##### RECORDS FOR THE TASK #####

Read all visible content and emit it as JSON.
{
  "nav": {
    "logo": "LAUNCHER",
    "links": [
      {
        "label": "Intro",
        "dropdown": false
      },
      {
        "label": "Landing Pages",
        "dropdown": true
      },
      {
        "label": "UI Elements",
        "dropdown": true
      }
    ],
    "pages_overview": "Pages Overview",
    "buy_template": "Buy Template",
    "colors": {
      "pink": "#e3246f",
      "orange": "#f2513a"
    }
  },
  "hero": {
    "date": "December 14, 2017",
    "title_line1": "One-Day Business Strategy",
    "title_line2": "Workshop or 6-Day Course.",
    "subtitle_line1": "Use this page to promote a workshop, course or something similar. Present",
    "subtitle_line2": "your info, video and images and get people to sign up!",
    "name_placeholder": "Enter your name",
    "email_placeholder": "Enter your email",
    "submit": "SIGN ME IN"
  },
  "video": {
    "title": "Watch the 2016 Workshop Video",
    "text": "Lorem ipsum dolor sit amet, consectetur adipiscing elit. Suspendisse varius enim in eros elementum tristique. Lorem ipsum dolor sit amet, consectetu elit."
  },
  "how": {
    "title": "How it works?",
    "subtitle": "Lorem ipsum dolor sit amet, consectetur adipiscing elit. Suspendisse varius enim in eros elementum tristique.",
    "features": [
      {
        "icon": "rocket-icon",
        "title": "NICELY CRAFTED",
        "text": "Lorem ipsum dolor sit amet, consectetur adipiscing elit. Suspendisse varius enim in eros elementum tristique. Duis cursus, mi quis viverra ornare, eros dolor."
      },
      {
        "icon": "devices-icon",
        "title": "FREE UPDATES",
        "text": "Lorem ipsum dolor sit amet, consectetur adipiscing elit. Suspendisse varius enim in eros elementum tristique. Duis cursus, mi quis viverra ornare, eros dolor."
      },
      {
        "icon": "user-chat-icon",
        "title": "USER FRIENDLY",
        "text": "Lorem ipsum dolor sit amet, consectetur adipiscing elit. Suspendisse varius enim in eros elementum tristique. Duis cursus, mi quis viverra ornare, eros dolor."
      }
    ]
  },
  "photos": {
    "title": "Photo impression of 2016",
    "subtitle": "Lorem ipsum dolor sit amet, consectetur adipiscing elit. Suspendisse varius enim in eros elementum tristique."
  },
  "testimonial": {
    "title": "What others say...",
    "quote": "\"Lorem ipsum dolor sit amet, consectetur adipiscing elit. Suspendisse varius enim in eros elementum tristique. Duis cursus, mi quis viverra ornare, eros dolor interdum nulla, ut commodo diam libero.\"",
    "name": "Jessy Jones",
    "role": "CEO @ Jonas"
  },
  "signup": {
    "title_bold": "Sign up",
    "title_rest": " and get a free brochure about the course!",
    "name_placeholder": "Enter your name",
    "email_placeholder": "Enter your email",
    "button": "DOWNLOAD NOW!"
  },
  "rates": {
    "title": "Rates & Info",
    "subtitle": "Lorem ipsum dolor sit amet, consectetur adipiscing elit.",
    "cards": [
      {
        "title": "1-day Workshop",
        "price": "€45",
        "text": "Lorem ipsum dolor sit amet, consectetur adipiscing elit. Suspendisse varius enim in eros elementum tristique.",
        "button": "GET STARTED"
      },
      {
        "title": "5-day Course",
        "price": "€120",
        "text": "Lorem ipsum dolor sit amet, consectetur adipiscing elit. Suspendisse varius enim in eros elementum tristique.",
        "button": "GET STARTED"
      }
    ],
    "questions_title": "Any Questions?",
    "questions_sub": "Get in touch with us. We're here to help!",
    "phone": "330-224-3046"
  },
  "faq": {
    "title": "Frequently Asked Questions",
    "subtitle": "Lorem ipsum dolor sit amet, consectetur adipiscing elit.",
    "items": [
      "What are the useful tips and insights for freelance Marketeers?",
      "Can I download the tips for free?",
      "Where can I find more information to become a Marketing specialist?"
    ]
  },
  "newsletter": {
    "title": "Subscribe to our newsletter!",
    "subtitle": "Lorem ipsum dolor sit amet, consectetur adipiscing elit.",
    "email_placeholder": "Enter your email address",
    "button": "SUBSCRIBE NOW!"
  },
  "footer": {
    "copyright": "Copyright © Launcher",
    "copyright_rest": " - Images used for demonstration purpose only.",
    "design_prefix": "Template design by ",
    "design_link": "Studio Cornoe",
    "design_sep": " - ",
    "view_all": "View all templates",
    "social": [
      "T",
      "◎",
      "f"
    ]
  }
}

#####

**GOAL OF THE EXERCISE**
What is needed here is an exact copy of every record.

**SOLVED PROBLEM**
Read all visible content and emit it as JSON.
{
  "nav": {
    "logo": "LAUNCHER",
    "links": [
      {
        "label": "Intro",
        "dropdown": false
      },
      {
        "label": "Landing Pages",
        "dropdown": true
      },
      {
        "label": "UI Elements",
        "dropdown": true
      }
    ],
    "pages_overview": "Pages Overview",
    "buy_template": "Buy Template",
    "colors": {
      "pink": "#e3246f",
      "orange": "#f2513a"
    }
  },
  "hero": {
    "date": "December 14, 2017",
    "title_line1": "One-Day Business Strategy",
    "title_line2": "Workshop or 6-Day Course.",
    "subtitle_line1": "Use this page to promote a workshop, course or something similar. Present",
    "subtitle_line2": "your info, video and images and get people to sign up!",
    "name_placeholder": "Enter your name",
    "email_placeholder": "Enter your email",
    "submit": "SIGN ME IN"
  },
  "video": {
    "title": "Watch the 2016 Workshop Video",
    "text": "Lorem ipsum dolor sit amet, consectetur adipiscing elit. Suspendisse varius enim in eros elementum tristique. Lorem ipsum dolor sit amet, consectetu elit."
  },
  "how": {
    "title": "How it works?",
    "subtitle": "Lorem ipsum dolor sit amet, consectetur adipiscing elit. Suspendisse varius enim in eros elementum tristique.",
    "features": [
      {
        "icon": "rocket-icon",
        "title": "NICELY CRAFTED",
        "text": "Lorem ipsum dolor sit amet, consectetur adipiscing elit. Suspendisse varius enim in eros elementum tristique. Duis cursus, mi quis viverra ornare, eros dolor."
      },
      {
        "icon": "devices-icon",
        "title": "FREE UPDATES",
        "text": "Lorem ipsum dolor sit amet, consectetur adipiscing elit. Suspendisse varius enim in eros elementum tristique. Duis cursus, mi quis viverra ornare, eros dolor."
      },
      {
        "icon": "user-chat-icon",
        "title": "USER FRIENDLY",
        "text": "Lorem ipsum dolor sit amet, consectetur adipiscing elit. Suspendisse varius enim in eros elementum tristique. Duis cursus, mi quis viverra ornare, eros dolor."
      }
    ]
  },
  "photos": {
    "title": "Photo impression of 2016",
    "subtitle": "Lorem ipsum dolor sit amet, consectetur adipiscing elit. Suspendisse varius enim in eros elementum tristique."
  },
  "testimonial": {
    "title": "What others say...",
    "quote": "\"Lorem ipsum dolor sit amet, consectetur adipiscing elit. Suspendisse varius enim in eros elementum tristique. Duis cursus, mi quis viverra ornare, eros dolor interdum nulla, ut commodo diam libero.\"",
    "name": "Jessy Jones",
    "role": "CEO @ Jonas"
  },
  "signup": {
    "title_bold": "Sign up",
    "title_rest": " and get a free brochure about the course!",
    "name_placeholder": "Enter your name",
    "email_placeholder": "Enter your email",
    "button": "DOWNLOAD NOW!"
  },
  "rates": {
    "title": "Rates & Info",
    "subtitle": "Lorem ipsum dolor sit amet, consectetur adipiscing elit.",
    "cards": [
      {
        "title": "1-day Workshop",
        "price": "€45",
        "text": "Lorem ipsum dolor sit amet, consectetur adipiscing elit. Suspendisse varius enim in eros elementum tristique.",
        "button": "GET STARTED"
      },
      {
        "title": "5-day Course",
        "price": "€120",
        "text": "Lorem ipsum dolor sit amet, consectetur adipiscing elit. Suspendisse varius enim in eros elementum tristique.",
        "button": "GET STARTED"
      }
    ],
    "questions_title": "Any Questions?",
    "questions_sub": "Get in touch with us. We're here to help!",
    "phone": "330-224-3046"
  },
  "faq": {
    "title": "Frequently Asked Questions",
    "subtitle": "Lorem ipsum dolor sit amet, consectetur adipiscing elit.",
    "items": [
      "What are the useful tips and insights for freelance Marketeers?",
      "Can I download the tips for free?",
      "Where can I find more information to become a Marketing specialist?"
    ]
  },
  "newsletter": {
    "title": "Subscribe to our newsletter!",
    "subtitle": "Lorem ipsum dolor sit amet, consectetur adipiscing elit.",
    "email_placeholder": "Enter your email address",
    "button": "SUBSCRIBE NOW!"
  },
  "footer": {
    "copyright": "Copyright © Launcher",
    "copyright_rest": " - Images used for demonstration purpose only.",
    "design_prefix": "Template design by ",
    "design_link": "Studio Cornoe",
    "design_sep": " - ",
    "view_all": "View all templates",
    "social": [
      "T",
      "◎",
      "f"
    ]
  }
}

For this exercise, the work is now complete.